_What you will do_.
Without leaving out a single line, copy the records exactly.

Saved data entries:

++++++++++++++++++++

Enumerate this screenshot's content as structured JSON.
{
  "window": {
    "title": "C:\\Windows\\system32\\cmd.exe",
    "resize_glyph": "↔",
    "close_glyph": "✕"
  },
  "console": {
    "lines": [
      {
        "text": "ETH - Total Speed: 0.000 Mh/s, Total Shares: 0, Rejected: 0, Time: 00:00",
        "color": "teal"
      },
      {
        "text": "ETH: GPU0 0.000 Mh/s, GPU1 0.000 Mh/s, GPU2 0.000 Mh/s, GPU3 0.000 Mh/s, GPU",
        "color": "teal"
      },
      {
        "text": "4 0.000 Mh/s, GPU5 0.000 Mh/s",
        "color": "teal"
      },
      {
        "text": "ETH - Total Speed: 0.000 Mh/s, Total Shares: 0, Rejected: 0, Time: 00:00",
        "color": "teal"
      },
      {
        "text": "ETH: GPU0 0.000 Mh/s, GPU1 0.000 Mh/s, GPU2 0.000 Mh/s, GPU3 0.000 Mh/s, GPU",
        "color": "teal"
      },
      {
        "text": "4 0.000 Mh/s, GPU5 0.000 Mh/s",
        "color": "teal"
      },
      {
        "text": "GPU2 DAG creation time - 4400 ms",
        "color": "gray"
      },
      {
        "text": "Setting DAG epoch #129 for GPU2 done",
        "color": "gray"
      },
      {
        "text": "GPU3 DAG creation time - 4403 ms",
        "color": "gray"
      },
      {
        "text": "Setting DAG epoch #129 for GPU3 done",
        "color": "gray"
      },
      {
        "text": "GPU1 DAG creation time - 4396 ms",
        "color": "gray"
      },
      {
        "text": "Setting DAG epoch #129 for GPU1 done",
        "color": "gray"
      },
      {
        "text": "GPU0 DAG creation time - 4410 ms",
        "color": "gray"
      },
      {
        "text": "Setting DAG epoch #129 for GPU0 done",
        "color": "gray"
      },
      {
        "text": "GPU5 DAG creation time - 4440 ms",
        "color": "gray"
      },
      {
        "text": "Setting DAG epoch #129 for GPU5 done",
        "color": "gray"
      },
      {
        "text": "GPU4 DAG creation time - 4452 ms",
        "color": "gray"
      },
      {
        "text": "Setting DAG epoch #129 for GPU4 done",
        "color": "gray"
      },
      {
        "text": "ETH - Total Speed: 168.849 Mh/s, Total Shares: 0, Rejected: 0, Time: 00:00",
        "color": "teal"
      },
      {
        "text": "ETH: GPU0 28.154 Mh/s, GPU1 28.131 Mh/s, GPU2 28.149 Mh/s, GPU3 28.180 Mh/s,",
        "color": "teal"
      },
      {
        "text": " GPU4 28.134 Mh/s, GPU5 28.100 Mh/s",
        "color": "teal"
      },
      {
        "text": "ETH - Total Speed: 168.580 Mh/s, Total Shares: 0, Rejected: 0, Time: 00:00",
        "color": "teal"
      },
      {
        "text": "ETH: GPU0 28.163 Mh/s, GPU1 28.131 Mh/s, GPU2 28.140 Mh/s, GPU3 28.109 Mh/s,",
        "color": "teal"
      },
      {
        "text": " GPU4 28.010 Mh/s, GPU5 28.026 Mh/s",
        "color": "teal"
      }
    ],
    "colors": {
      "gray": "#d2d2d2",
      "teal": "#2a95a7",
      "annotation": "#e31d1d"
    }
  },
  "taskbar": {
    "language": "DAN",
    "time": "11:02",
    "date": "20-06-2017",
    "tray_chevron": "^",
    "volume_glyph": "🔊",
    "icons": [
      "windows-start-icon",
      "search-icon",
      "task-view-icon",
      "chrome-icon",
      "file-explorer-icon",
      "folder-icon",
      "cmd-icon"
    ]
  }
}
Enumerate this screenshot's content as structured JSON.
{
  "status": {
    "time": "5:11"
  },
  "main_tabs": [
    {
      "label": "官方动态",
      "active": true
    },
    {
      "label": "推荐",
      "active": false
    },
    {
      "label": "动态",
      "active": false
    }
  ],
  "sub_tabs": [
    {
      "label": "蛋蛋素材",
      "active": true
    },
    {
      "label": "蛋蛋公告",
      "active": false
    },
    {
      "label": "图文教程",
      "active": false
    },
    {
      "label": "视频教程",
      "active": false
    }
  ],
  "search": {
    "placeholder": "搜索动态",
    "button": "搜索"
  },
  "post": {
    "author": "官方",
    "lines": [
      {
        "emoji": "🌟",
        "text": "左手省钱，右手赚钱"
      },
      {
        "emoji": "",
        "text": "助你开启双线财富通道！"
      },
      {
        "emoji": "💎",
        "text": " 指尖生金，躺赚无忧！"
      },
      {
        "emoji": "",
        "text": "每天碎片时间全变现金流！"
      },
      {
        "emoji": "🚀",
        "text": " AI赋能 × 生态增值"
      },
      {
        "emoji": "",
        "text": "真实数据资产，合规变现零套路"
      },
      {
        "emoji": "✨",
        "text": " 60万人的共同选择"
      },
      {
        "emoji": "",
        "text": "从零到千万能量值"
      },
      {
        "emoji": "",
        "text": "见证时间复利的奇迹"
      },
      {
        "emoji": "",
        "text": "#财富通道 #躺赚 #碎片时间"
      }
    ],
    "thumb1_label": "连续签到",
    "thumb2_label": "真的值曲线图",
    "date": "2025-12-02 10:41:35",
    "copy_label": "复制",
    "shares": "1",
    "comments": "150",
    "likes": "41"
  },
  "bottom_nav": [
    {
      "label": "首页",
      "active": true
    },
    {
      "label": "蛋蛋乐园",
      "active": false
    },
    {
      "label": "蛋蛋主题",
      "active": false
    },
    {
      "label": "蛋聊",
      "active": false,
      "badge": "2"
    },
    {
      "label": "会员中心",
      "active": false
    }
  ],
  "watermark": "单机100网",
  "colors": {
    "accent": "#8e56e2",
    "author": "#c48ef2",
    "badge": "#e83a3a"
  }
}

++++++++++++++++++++

_Answer for the task_.
Enumerate this screenshot's content as structured JSON.
{
  "window": {
    "title": "C:\\Windows\\system32\\cmd.exe",
    "resize_glyph": "↔",
    "close_glyph": "✕"
  },
  "console": {
    "lines": [
      {
        "text": "ETH - Total Speed: 0.000 Mh/s, Total Shares: 0, Rejected: 0, Time: 00:00",
        "color": "teal"
      },
      {
        "text": "ETH: GPU0 0.000 Mh/s, GPU1 0.000 Mh/s, GPU2 0.000 Mh/s, GPU3 0.000 Mh/s, GPU",
        "color": "teal"
      },
      {
        "text": "4 0.000 Mh/s, GPU5 0.000 Mh/s",
        "color": "teal"
      },
      {
        "text": "ETH - Total Speed: 0.000 Mh/s, Total Shares: 0, Rejected: 0, Time: 00:00",
        "color": "teal"
      },
      {
        "text": "ETH: GPU0 0.000 Mh/s, GPU1 0.000 Mh/s, GPU2 0.000 Mh/s, GPU3 0.000 Mh/s, GPU",
        "color": "teal"
      },
      {
        "text": "4 0.000 Mh/s, GPU5 0.000 Mh/s",
        "color": "teal"
      },
      {
        "text": "GPU2 DAG creation time - 4400 ms",
        "color": "gray"
      },
      {
        "text": "Setting DAG epoch #129 for GPU2 done",
        "color": "gray"
      },
      {
        "text": "GPU3 DAG creation time - 4403 ms",
        "color": "gray"
      },
      {
        "text": "Setting DAG epoch #129 for GPU3 done",
        "color": "gray"
      },
      {
        "text": "GPU1 DAG creation time - 4396 ms",
        "color": "gray"
      },
      {
        "text": "Setting DAG epoch #129 for GPU1 done",
        "color": "gray"
      },
      {
        "text": "GPU0 DAG creation time - 4410 ms",
        "color": "gray"
      },
      {
        "text": "Setting DAG epoch #129 for GPU0 done",
        "color": "gray"
      },
      {
        "text": "GPU5 DAG creation time - 4440 ms",
        "color": "gray"
      },
      {
        "text": "Setting DAG epoch #129 for GPU5 done",
        "color": "gray"
      },
      {
        "text": "GPU4 DAG creation time - 4452 ms",
        "color": "gray"
      },
      {
        "text": "Setting DAG epoch #129 for GPU4 done",
        "color": "gray"
      },
      {
        "text": "ETH - Total Speed: 168.849 Mh/s, Total Shares: 0, Rejected: 0, Time: 00:00",
        "color": "teal"
      },
      {
        "text": "ETH: GPU0 28.154 Mh/s, GPU1 28.131 Mh/s, GPU2 28.149 Mh/s, GPU3 28.180 Mh/s,",
        "color": "teal"
      },
      {
        "text": " GPU4 28.134 Mh/s, GPU5 28.100 Mh/s",
        "color": "teal"
      },
      {
        "text": "ETH - Total Speed: 168.580 Mh/s, Total Shares: 0, Rejected: 0, Time: 00:00",
        "color": "teal"
      },
      {
        "text": "ETH: GPU0 28.163 Mh/s, GPU1 28.131 Mh/s, GPU2 28.140 Mh/s, GPU3 28.109 Mh/s,",
        "color": "teal"
      },
      {
        "text": " GPU4 28.010 Mh/s, GPU5 28.026 Mh/s",
        "color": "teal"
      }
    ],
    "colors": {
      "gray": "#d2d2d2",
      "teal": "#2a95a7",
      "annotation": "#e31d1d"
    }
  },
  "taskbar": {
    "language": "DAN",
    "time": "11:02",
    "date": "20-06-2017",
    "tray_chevron": "^",
    "volume_glyph": "🔊",
    "icons": [
      "windows-start-icon",
      "search-icon",
      "task-view-icon",
      "chrome-icon",
      "file-explorer-icon",
      "folder-icon",
      "cmd-icon"
    ]
  }
}
Enumerate this screenshot's content as structured JSON.
{
  "status": {
    "time": "5:11"
  },
  "main_tabs": [
    {
      "label": "官方动态",
      "active": true
    },
    {
      "label": "推荐",
      "active": false
    },
    {
      "label": "动态",
      "active": false
    }
  ],
  "sub_tabs": [
    {
      "label": "蛋蛋素材",
      "active": true
    },
    {
      "label": "蛋蛋公告",
      "active": false
    },
    {
      "label": "图文教程",
      "active": false
    },
    {
      "label": "视频教程",
      "active": false
    }
  ],
  "search": {
    "placeholder": "搜索动态",
    "button": "搜索"
  },
  "post": {
    "author": "官方",
    "lines": [
      {
        "emoji": "🌟",
        "text": "左手省钱，右手赚钱"
      },
      {
        "emoji": "",
        "text": "助你开启双线财富通道！"
      },
      {
        "emoji": "💎",
        "text": " 指尖生金，躺赚无忧！"
      },
      {
        "emoji": "",
        "text": "每天碎片时间全变现金流！"
      },
      {
        "emoji": "🚀",
        "text": " AI赋能 × 生态增值"
      },
      {
        "emoji": "",
        "text": "真实数据资产，合规变现零套路"
      },
      {
        "emoji": "✨",
        "text": " 60万人的共同选择"
      },
      {
        "emoji": "",
        "text": "从零到千万能量值"
      },
      {
        "emoji": "",
        "text": "见证时间复利的奇迹"
      },
      {
        "emoji": "",
        "text": "#财富通道 #躺赚 #碎片时间"
      }
    ],
    "thumb1_label": "连续签到",
    "thumb2_label": "真的值曲线图",
    "date": "2025-12-02 10:41:35",
    "copy_label": "复制",
    "shares": "1",
    "comments": "150",
    "likes": "41"
  },
  "bottom_nav": [
    {
      "label": "首页",
      "active": true
    },
    {
      "label": "蛋蛋乐园",
      "active": false
    },
    {
      "label": "蛋蛋主题",
      "active": false
    },
    {
      "label": "蛋聊",
      "active": false,
      "badge": "2"
    },
    {
      "label": "会员中心",
      "active": false
    }
  ],
  "watermark": "单机100网",
  "colors": {
    "accent": "#8e56e2",
    "author": "#c48ef2",
    "badge": "#e83a3a"
  }
}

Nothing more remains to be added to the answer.